(BRIEF): In how many lines of the data below does the word "ffffff" appear? Reply with the number and nothing more.

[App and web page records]
■ ■ ■ ■ ■

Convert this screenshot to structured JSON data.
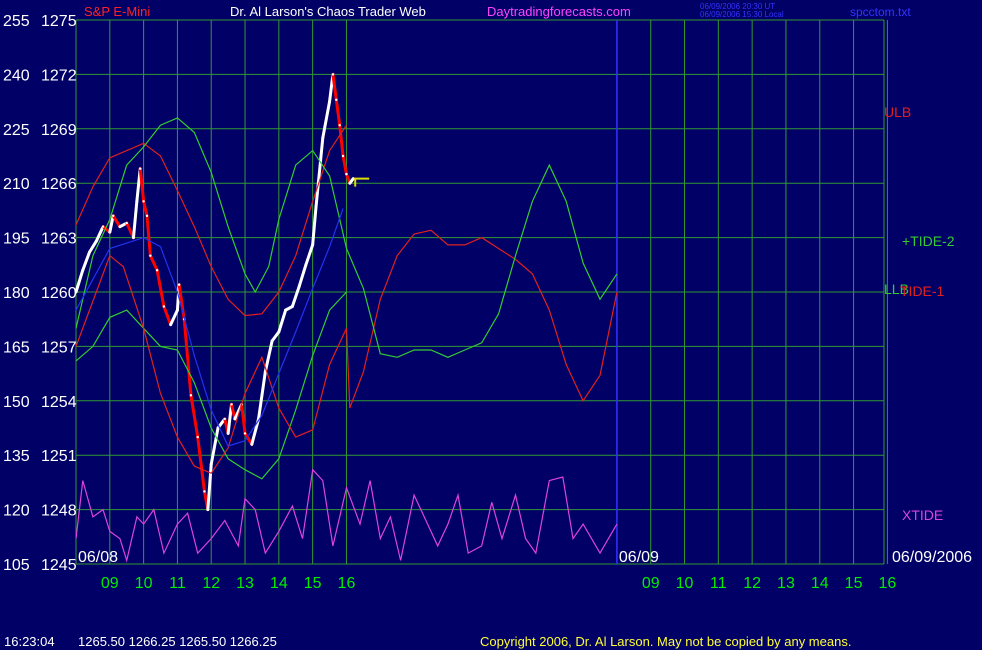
{
  "header": {
    "instrument": "S&P E-Mini",
    "title": "Dr. Al Larson's Chaos Trader Web",
    "site": "Daytradingforecasts.com",
    "stamp_line1": "06/09/2006 20:30 UT",
    "stamp_line2": "06/09/2006 15:30 Local",
    "filename": "spcctom.txt"
  },
  "footer": {
    "time": "16:23:04",
    "ohlc": "1265.50 1266.25 1265.50 1266.25",
    "copyright": "Copyright 2006, Dr. Al Larson. May not be copied by any means."
  },
  "colors": {
    "background": "#000066",
    "grid": "#339933",
    "day_divider": "#3333ff",
    "price_up": "#ffffff",
    "price_down": "#ff0000",
    "ulb": "#e02020",
    "llb": "#33cc33",
    "tide1": "#e02020",
    "tide2": "#33cc33",
    "xtide": "#dd44dd",
    "moving_avg": "#2233ee",
    "signal": "#dddd00",
    "x_labels": "#00ee00",
    "y_labels": "#ffffff",
    "title": "#ffffff",
    "instrument": "#ff2222",
    "site": "#ff44ff",
    "stamp": "#3333ff",
    "footer_left": "#ffffff",
    "footer_right": "#ffff33"
  },
  "chart_data": {
    "type": "line",
    "title": "S&P E-Mini",
    "y_left_ticks": [
      "255",
      "240",
      "225",
      "210",
      "195",
      "180",
      "165",
      "150",
      "135",
      "120",
      "105"
    ],
    "y_right_ticks": [
      "1275",
      "1272",
      "1269",
      "1266",
      "1263",
      "1260",
      "1257",
      "1254",
      "1251",
      "1248",
      "1245"
    ],
    "price_range": [
      1245,
      1275
    ],
    "index_range": [
      105,
      255
    ],
    "x_ticks": [
      "09",
      "10",
      "11",
      "12",
      "13",
      "14",
      "15",
      "16",
      "09",
      "10",
      "11",
      "12",
      "13",
      "14",
      "15",
      "16"
    ],
    "x_hours_range": [
      8.0,
      31.9
    ],
    "day_labels": [
      {
        "text": "06/08",
        "hour": 8.0
      },
      {
        "text": "06/09",
        "hour": 24.0
      },
      {
        "text": "06/09/2006",
        "hour": 30.5
      }
    ],
    "day_divider_hour": 24.0,
    "grid": true,
    "series": [
      {
        "name": "S&P E-Mini",
        "units": "price",
        "points": [
          [
            8.0,
            1260.0
          ],
          [
            8.2,
            1261.2
          ],
          [
            8.4,
            1262.2
          ],
          [
            8.6,
            1262.8
          ],
          [
            8.8,
            1263.6
          ],
          [
            9.0,
            1263.3
          ],
          [
            9.1,
            1264.2
          ],
          [
            9.3,
            1263.6
          ],
          [
            9.5,
            1263.8
          ],
          [
            9.7,
            1263.0
          ],
          [
            9.8,
            1265.0
          ],
          [
            9.9,
            1266.8
          ],
          [
            10.0,
            1265.0
          ],
          [
            10.1,
            1264.2
          ],
          [
            10.2,
            1262.0
          ],
          [
            10.4,
            1261.2
          ],
          [
            10.6,
            1259.2
          ],
          [
            10.8,
            1258.2
          ],
          [
            11.0,
            1259.0
          ],
          [
            11.05,
            1260.4
          ],
          [
            11.2,
            1258.5
          ],
          [
            11.4,
            1254.3
          ],
          [
            11.6,
            1252.0
          ],
          [
            11.8,
            1249.0
          ],
          [
            11.9,
            1248.0
          ],
          [
            12.0,
            1250.5
          ],
          [
            12.2,
            1252.5
          ],
          [
            12.4,
            1253.0
          ],
          [
            12.5,
            1252.2
          ],
          [
            12.6,
            1253.8
          ],
          [
            12.7,
            1253.0
          ],
          [
            12.9,
            1253.8
          ],
          [
            13.0,
            1252.2
          ],
          [
            13.2,
            1251.6
          ],
          [
            13.4,
            1253.0
          ],
          [
            13.6,
            1255.6
          ],
          [
            13.8,
            1257.3
          ],
          [
            14.0,
            1257.8
          ],
          [
            14.2,
            1259.0
          ],
          [
            14.4,
            1259.2
          ],
          [
            14.6,
            1260.3
          ],
          [
            14.8,
            1261.5
          ],
          [
            15.0,
            1262.6
          ],
          [
            15.1,
            1264.7
          ],
          [
            15.3,
            1268.5
          ],
          [
            15.5,
            1270.5
          ],
          [
            15.6,
            1272.0
          ],
          [
            15.7,
            1270.6
          ],
          [
            15.8,
            1269.2
          ],
          [
            15.9,
            1267.5
          ],
          [
            16.0,
            1266.5
          ],
          [
            16.1,
            1266.0
          ],
          [
            16.2,
            1266.25
          ]
        ]
      },
      {
        "name": "ULB",
        "units": "price",
        "points": [
          [
            8.0,
            1263.7
          ],
          [
            8.5,
            1265.8
          ],
          [
            9.0,
            1267.4
          ],
          [
            9.5,
            1267.8
          ],
          [
            10.0,
            1268.2
          ],
          [
            10.5,
            1267.5
          ],
          [
            11.0,
            1265.6
          ],
          [
            11.5,
            1263.6
          ],
          [
            12.0,
            1261.4
          ],
          [
            12.5,
            1259.6
          ],
          [
            13.0,
            1258.7
          ],
          [
            13.5,
            1258.8
          ],
          [
            14.0,
            1260.0
          ],
          [
            14.5,
            1262.0
          ],
          [
            15.0,
            1265.0
          ],
          [
            15.5,
            1267.8
          ],
          [
            16.0,
            1269.2
          ]
        ]
      },
      {
        "name": "LLB",
        "units": "price",
        "points": [
          [
            8.0,
            1256.2
          ],
          [
            8.5,
            1257.0
          ],
          [
            9.0,
            1258.6
          ],
          [
            9.5,
            1259.0
          ],
          [
            10.0,
            1258.0
          ],
          [
            10.5,
            1257.0
          ],
          [
            11.0,
            1256.8
          ],
          [
            11.5,
            1255.0
          ],
          [
            12.0,
            1252.5
          ],
          [
            12.5,
            1250.8
          ],
          [
            13.0,
            1250.2
          ],
          [
            13.5,
            1249.7
          ],
          [
            14.0,
            1250.8
          ],
          [
            14.5,
            1253.5
          ],
          [
            15.0,
            1256.5
          ],
          [
            15.5,
            1259.0
          ],
          [
            16.0,
            1260.0
          ]
        ]
      },
      {
        "name": "TIDE-1",
        "units": "index",
        "points": [
          [
            8.0,
            165
          ],
          [
            8.6,
            180
          ],
          [
            9.0,
            190
          ],
          [
            9.4,
            187
          ],
          [
            10.0,
            170
          ],
          [
            10.5,
            152
          ],
          [
            11.0,
            140
          ],
          [
            11.5,
            132
          ],
          [
            12.0,
            130
          ],
          [
            12.5,
            137
          ],
          [
            13.0,
            152
          ],
          [
            13.5,
            162
          ],
          [
            14.0,
            148
          ],
          [
            14.5,
            140
          ],
          [
            15.0,
            142
          ],
          [
            15.5,
            160
          ],
          [
            16.0,
            170
          ],
          [
            16.1,
            148
          ],
          [
            16.5,
            158
          ],
          [
            17.0,
            178
          ],
          [
            17.5,
            190
          ],
          [
            18.0,
            196
          ],
          [
            18.5,
            197
          ],
          [
            19.0,
            193
          ],
          [
            19.5,
            193
          ],
          [
            20.0,
            195
          ],
          [
            20.5,
            192
          ],
          [
            21.0,
            189
          ],
          [
            21.5,
            185
          ],
          [
            22.0,
            175
          ],
          [
            22.5,
            160
          ],
          [
            23.0,
            150
          ],
          [
            23.5,
            157
          ],
          [
            24.0,
            180
          ]
        ]
      },
      {
        "name": "+TIDE-2",
        "units": "index",
        "points": [
          [
            8.0,
            170
          ],
          [
            8.5,
            190
          ],
          [
            9.0,
            200
          ],
          [
            9.5,
            215
          ],
          [
            10.0,
            220
          ],
          [
            10.5,
            226
          ],
          [
            11.0,
            228
          ],
          [
            11.5,
            224
          ],
          [
            12.0,
            213
          ],
          [
            12.5,
            198
          ],
          [
            13.0,
            185
          ],
          [
            13.3,
            180
          ],
          [
            13.7,
            187
          ],
          [
            14.0,
            200
          ],
          [
            14.5,
            215
          ],
          [
            15.0,
            219
          ],
          [
            15.5,
            212
          ],
          [
            16.0,
            192
          ],
          [
            16.5,
            181
          ],
          [
            17.0,
            163
          ],
          [
            17.5,
            162
          ],
          [
            18.0,
            164
          ],
          [
            18.5,
            164
          ],
          [
            19.0,
            162
          ],
          [
            19.5,
            164
          ],
          [
            20.0,
            166
          ],
          [
            20.5,
            174
          ],
          [
            21.0,
            190
          ],
          [
            21.5,
            205
          ],
          [
            22.0,
            215
          ],
          [
            22.5,
            205
          ],
          [
            23.0,
            188
          ],
          [
            23.5,
            178
          ],
          [
            24.0,
            185
          ]
        ]
      },
      {
        "name": "XTIDE",
        "units": "index",
        "points": [
          [
            8.0,
            112
          ],
          [
            8.2,
            128
          ],
          [
            8.5,
            118
          ],
          [
            8.8,
            120
          ],
          [
            9.0,
            114
          ],
          [
            9.3,
            112
          ],
          [
            9.5,
            106
          ],
          [
            9.8,
            118
          ],
          [
            10.0,
            116
          ],
          [
            10.3,
            120
          ],
          [
            10.6,
            108
          ],
          [
            11.0,
            116
          ],
          [
            11.3,
            119
          ],
          [
            11.6,
            108
          ],
          [
            12.0,
            112
          ],
          [
            12.4,
            117
          ],
          [
            12.8,
            110
          ],
          [
            13.0,
            123
          ],
          [
            13.3,
            120
          ],
          [
            13.6,
            108
          ],
          [
            14.0,
            114
          ],
          [
            14.4,
            121
          ],
          [
            14.7,
            112
          ],
          [
            15.0,
            131
          ],
          [
            15.3,
            128
          ],
          [
            15.6,
            110
          ],
          [
            16.0,
            126
          ],
          [
            16.4,
            116
          ],
          [
            16.7,
            128
          ],
          [
            17.0,
            112
          ],
          [
            17.3,
            118
          ],
          [
            17.6,
            106
          ],
          [
            18.0,
            124
          ],
          [
            18.4,
            116
          ],
          [
            18.7,
            110
          ],
          [
            19.0,
            116
          ],
          [
            19.3,
            124
          ],
          [
            19.6,
            108
          ],
          [
            20.0,
            110
          ],
          [
            20.3,
            122
          ],
          [
            20.6,
            112
          ],
          [
            21.0,
            124
          ],
          [
            21.3,
            112
          ],
          [
            21.6,
            108
          ],
          [
            22.0,
            128
          ],
          [
            22.4,
            129
          ],
          [
            22.7,
            112
          ],
          [
            23.0,
            116
          ],
          [
            23.5,
            108
          ],
          [
            24.0,
            116
          ]
        ]
      },
      {
        "name": "MA",
        "units": "price",
        "points": [
          [
            8.0,
            1259.0
          ],
          [
            9.0,
            1262.4
          ],
          [
            10.0,
            1263.0
          ],
          [
            10.5,
            1262.5
          ],
          [
            11.0,
            1260.0
          ],
          [
            11.5,
            1256.5
          ],
          [
            12.0,
            1253.5
          ],
          [
            12.5,
            1251.5
          ],
          [
            13.0,
            1251.8
          ],
          [
            13.5,
            1253.2
          ],
          [
            14.0,
            1255.5
          ],
          [
            14.5,
            1257.8
          ],
          [
            15.0,
            1260.2
          ],
          [
            15.5,
            1262.5
          ],
          [
            15.9,
            1264.6
          ]
        ]
      }
    ],
    "series_labels": [
      {
        "text": "ULB",
        "series": "ULB"
      },
      {
        "text": "+TIDE-2",
        "series": "+TIDE-2"
      },
      {
        "text": "LLB",
        "series": "LLB"
      },
      {
        "text": "TIDE-1",
        "series": "TIDE-1"
      },
      {
        "text": "XTIDE",
        "series": "XTIDE"
      }
    ]
  }
}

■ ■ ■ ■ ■

(SOLVED EXERCISE): 4